Sweet Waters Aquaponics, a 6-month-old farm based on an aquaponics system, has recently started distributing fresh organic vegetables to Grahamstown. The vegetables include lettuce, tomatoes, cucumbers and herbs. “Aquaponics farming is the future,” Investor Andrew de Jager told The Oppidan Press. “It is economically viable and environmentally sustainable”.
Aquaponics is a combination of aquaculture (raising fish) and hydroponics (growing plants in a water solvent rather than soil) that grows fish and plants together in an integrated system. Water is pumped from the fish tanks into the grow beds, where the vegetables are grown. The water coming from the fish tanks are rich with nutrients and fish waste. Nitrifying bacteria converts the fish waste into these nutrients that are then extracted by the plants and used to grow. In return, the plants filter and purify the water that is sent back to the fish. Thus, aquaponics is a closed-circuit ecosystem, sustainably growing fish and plants.
What makes aquaponics different is that it’s an environmentally responsible system that does not use synthetic chemicals in the form of pesticides or fertilisers. The natural interaction between the fish and the plants creates chemical-free vegetables. Not only is this interaction healthier for the fish and plants, but the organic vegetables are healthier for people to consume.

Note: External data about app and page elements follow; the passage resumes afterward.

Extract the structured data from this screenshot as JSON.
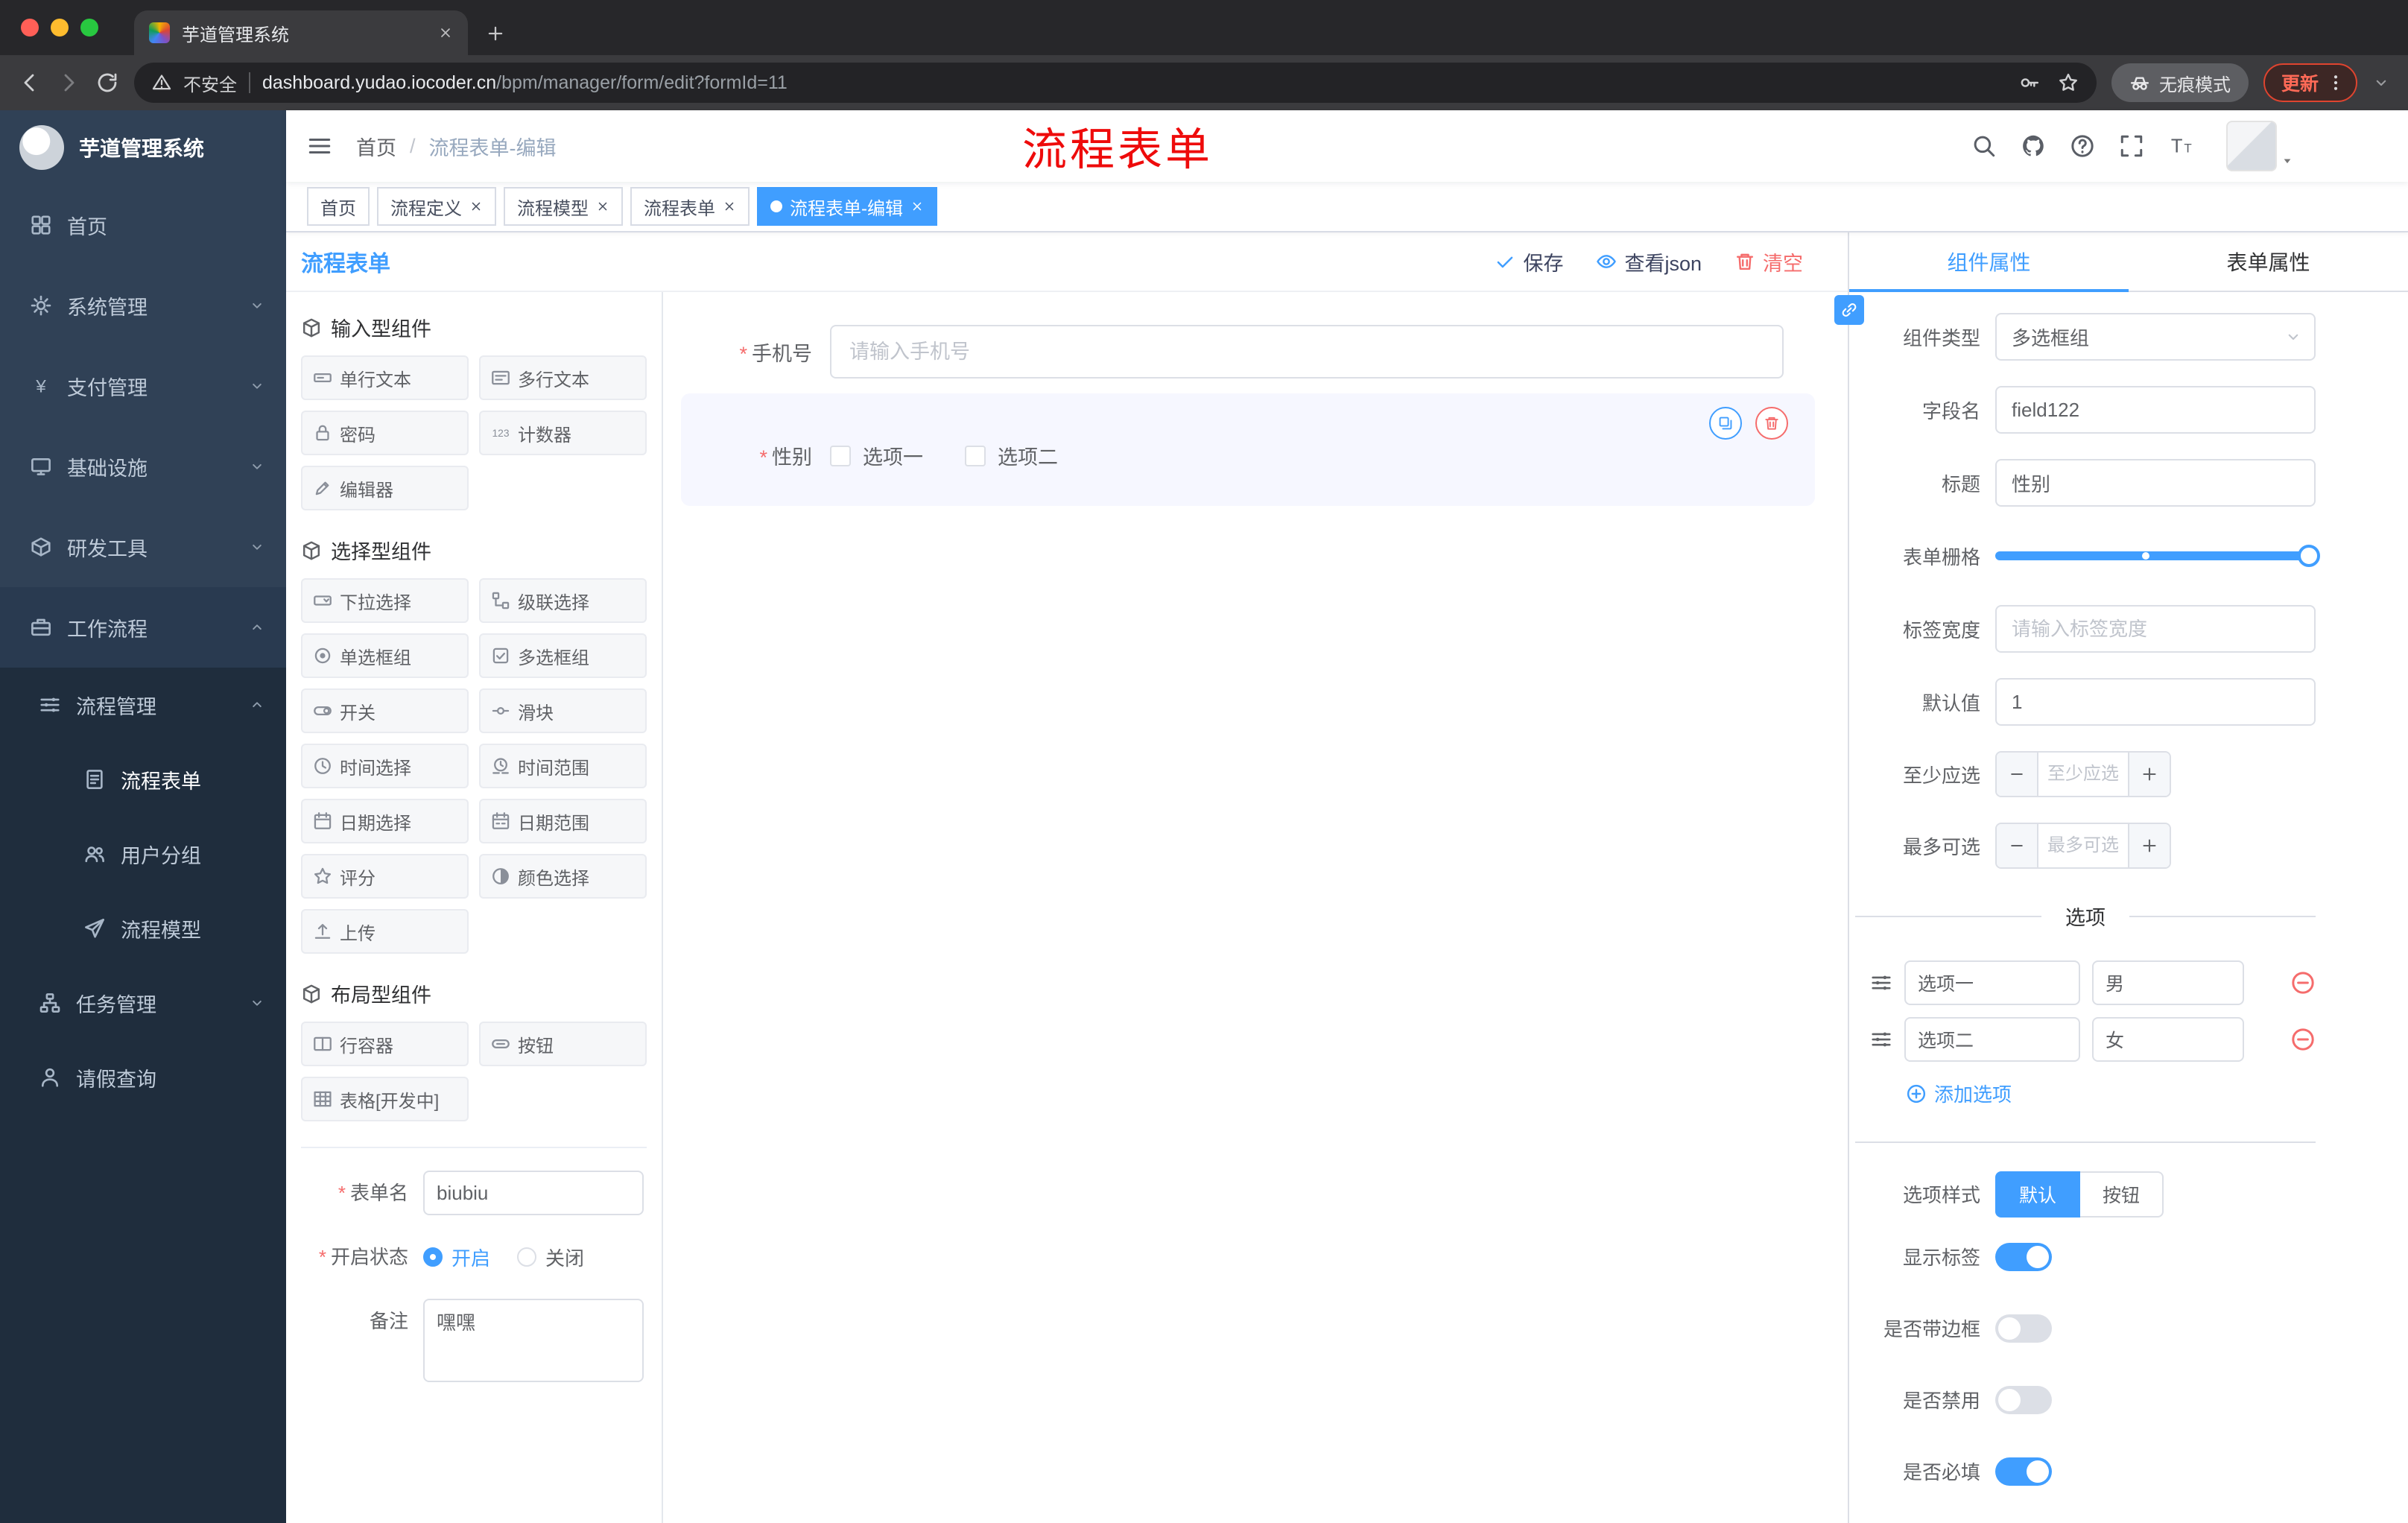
{
  "colors": {
    "primary": "#409eff",
    "danger": "#f56c6c",
    "sidebar_bg": "#304156",
    "sidebar_sub_bg": "#1f2d3d",
    "selected_widget_bg": "#f6f7ff",
    "annotation_red": "#ee0b0b"
  },
  "browser": {
    "tab_title": "芋道管理系统",
    "security_label": "不安全",
    "url_domain": "dashboard.yudao.iocoder.cn",
    "url_path": "/bpm/manager/form/edit?formId=11",
    "incognito_label": "无痕模式",
    "update_label": "更新"
  },
  "sidebar": {
    "logo_title": "芋道管理系统",
    "items": [
      {
        "label": "首页",
        "icon": "dashboard-icon"
      },
      {
        "label": "系统管理",
        "icon": "gear-icon"
      },
      {
        "label": "支付管理",
        "icon": "payment-icon"
      },
      {
        "label": "基础设施",
        "icon": "infra-icon"
      },
      {
        "label": "研发工具",
        "icon": "devtools-icon"
      },
      {
        "label": "工作流程",
        "icon": "workflow-icon"
      },
      {
        "label": "流程管理",
        "icon": "process-icon"
      },
      {
        "label": "流程表单",
        "icon": "form-icon",
        "active": true
      },
      {
        "label": "用户分组",
        "icon": "user-group-icon"
      },
      {
        "label": "流程模型",
        "icon": "model-icon"
      },
      {
        "label": "任务管理",
        "icon": "task-icon"
      },
      {
        "label": "请假查询",
        "icon": "leave-icon"
      }
    ]
  },
  "header": {
    "breadcrumb_home": "首页",
    "breadcrumb_current": "流程表单-编辑",
    "annotation": "流程表单"
  },
  "tags": [
    {
      "label": "首页"
    },
    {
      "label": "流程定义"
    },
    {
      "label": "流程模型"
    },
    {
      "label": "流程表单"
    },
    {
      "label": "流程表单-编辑",
      "active": true
    }
  ],
  "designer": {
    "title": "流程表单",
    "save_label": "保存",
    "view_json_label": "查看json",
    "clear_label": "清空",
    "groups": [
      {
        "title": "输入型组件",
        "items": [
          {
            "label": "单行文本",
            "icon": "input-icon"
          },
          {
            "label": "多行文本",
            "icon": "textarea-icon"
          },
          {
            "label": "密码",
            "icon": "password-icon"
          },
          {
            "label": "计数器",
            "icon": "counter-icon"
          },
          {
            "label": "编辑器",
            "icon": "editor-icon"
          }
        ]
      },
      {
        "title": "选择型组件",
        "items": [
          {
            "label": "下拉选择",
            "icon": "select-icon"
          },
          {
            "label": "级联选择",
            "icon": "cascader-icon"
          },
          {
            "label": "单选框组",
            "icon": "radio-icon"
          },
          {
            "label": "多选框组",
            "icon": "checkbox-icon"
          },
          {
            "label": "开关",
            "icon": "switch-icon"
          },
          {
            "label": "滑块",
            "icon": "slider-icon"
          },
          {
            "label": "时间选择",
            "icon": "time-icon"
          },
          {
            "label": "时间范围",
            "icon": "time-range-icon"
          },
          {
            "label": "日期选择",
            "icon": "date-icon"
          },
          {
            "label": "日期范围",
            "icon": "date-range-icon"
          },
          {
            "label": "评分",
            "icon": "rate-icon"
          },
          {
            "label": "颜色选择",
            "icon": "color-icon"
          },
          {
            "label": "上传",
            "icon": "upload-icon"
          }
        ]
      },
      {
        "title": "布局型组件",
        "items": [
          {
            "label": "行容器",
            "icon": "row-icon"
          },
          {
            "label": "按钮",
            "icon": "button-icon"
          },
          {
            "label": "表格[开发中]",
            "icon": "table-icon"
          }
        ]
      }
    ],
    "meta": {
      "name_label": "表单名",
      "name_value": "biubiu",
      "status_label": "开启状态",
      "status_on": "开启",
      "status_off": "关闭",
      "remark_label": "备注",
      "remark_value": "嘿嘿"
    },
    "canvas": {
      "phone_label": "手机号",
      "phone_placeholder": "请输入手机号",
      "gender_label": "性别",
      "gender_option1": "选项一",
      "gender_option2": "选项二"
    }
  },
  "props": {
    "tab_component": "组件属性",
    "tab_form": "表单属性",
    "component_type_label": "组件类型",
    "component_type_value": "多选框组",
    "field_name_label": "字段名",
    "field_name_value": "field122",
    "title_label": "标题",
    "title_value": "性别",
    "grid_label": "表单栅格",
    "label_width_label": "标签宽度",
    "label_width_placeholder": "请输入标签宽度",
    "default_label": "默认值",
    "default_value": "1",
    "min_label": "至少应选",
    "min_placeholder": "至少应选",
    "max_label": "最多可选",
    "max_placeholder": "最多可选",
    "options_divider": "选项",
    "option_rows": [
      {
        "name": "选项一",
        "value": "男"
      },
      {
        "name": "选项二",
        "value": "女"
      }
    ],
    "add_option_label": "添加选项",
    "style_label": "选项样式",
    "style_default": "默认",
    "style_button": "按钮",
    "toggles": [
      {
        "label": "显示标签",
        "on": true
      },
      {
        "label": "是否带边框",
        "on": false
      },
      {
        "label": "是否禁用",
        "on": false
      },
      {
        "label": "是否必填",
        "on": true
      }
    ]
  }
}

Aquaponics also saves water as it uses only 10% of the water that soil-based farming uses, and even less water than hydroponics or recirculating aquaculture. The water can be reused indefinitely as it circulates between the fish and plants and will only need to be topped-up when it is lost through transpiration from the plants and evaporation.
“It’s the future of the environment,” de Jager repeats as he gazes over the beautiful greenery surrounding him. Investor and Production Manager Shannon Booth hopes to one day distribute their plants nationally. In the meantime, they plan to start providing vegetables for the USKAR.
“The veg is organic and water efficient at the same price as other products of a lower quality”, says Samantha Kruger, an USKAR student who accompanied The Oppidan Press to the farm. “The staff were really friendly with the hope that people will choose more environmentally friendly products”. Sweet Water Aquaponics vegetables can be found and bought at Kareiga game reserve, House Planner, Voila restaurant and Pick n Pay.
Words by Courtenay Webster
Images by Joseph Baker